Columbus is so much more than German Village and the fraction of its historic population that came from Germany; and the culture that surrounds the Columbus Crew—as I hope this blog post illustrates—is so much more than the Nordecke and beer. The Black and Gold colors are so much more than just similar to Borussia Dortmund. This is an international team in an international town. Yes, the German heritage of portions of this city are important and incredibly interesting, but that doesn't tell the story of this city. Not even close.

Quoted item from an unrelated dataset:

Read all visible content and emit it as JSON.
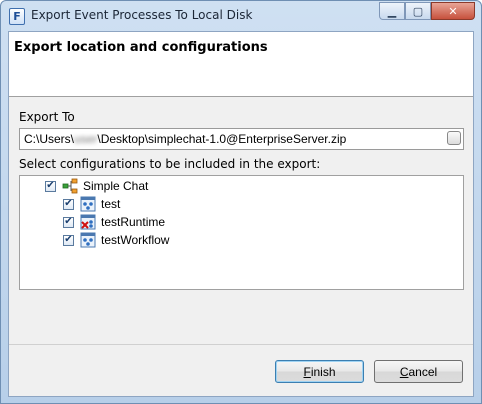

Take a 30 minute walk through my favorite neighborhood—Old North Columbus, just west down Hudson Street from Crew Stadium—and you'll see businesses and restaurants that are Italian, Chinese, Indian, Mexican, Central American, South American, Pakistani, Vietnamese, Thai, North African, East African, West African, Jamaican, Irish, and on and on. There are churches, mosques, and temples of all sorts. There are gay bars, straight bars, lesbian bars, drag bars, hookah bars, dive bars, college bars, diners, carry outs, private clubs, music clubs, coffee shops, barbershops, and a neighborhood hardware store. Within 10 minutes bike ride you can find hangouts for people from Afghanistan, to Korea, to Zimbabwe. Some people call parts of Old North "Awesometown" for a reason, but it's like this in many places in our city. Asking a city that is this diverse and dynamic to invest the entire international scale and scope of its love for the global game into the narrow focus of one particular national soccer identity would be selling our city short. I hope that Anthony Precourt and those who have his ear understand this about Columbus. I hope that this series can add to their understanding.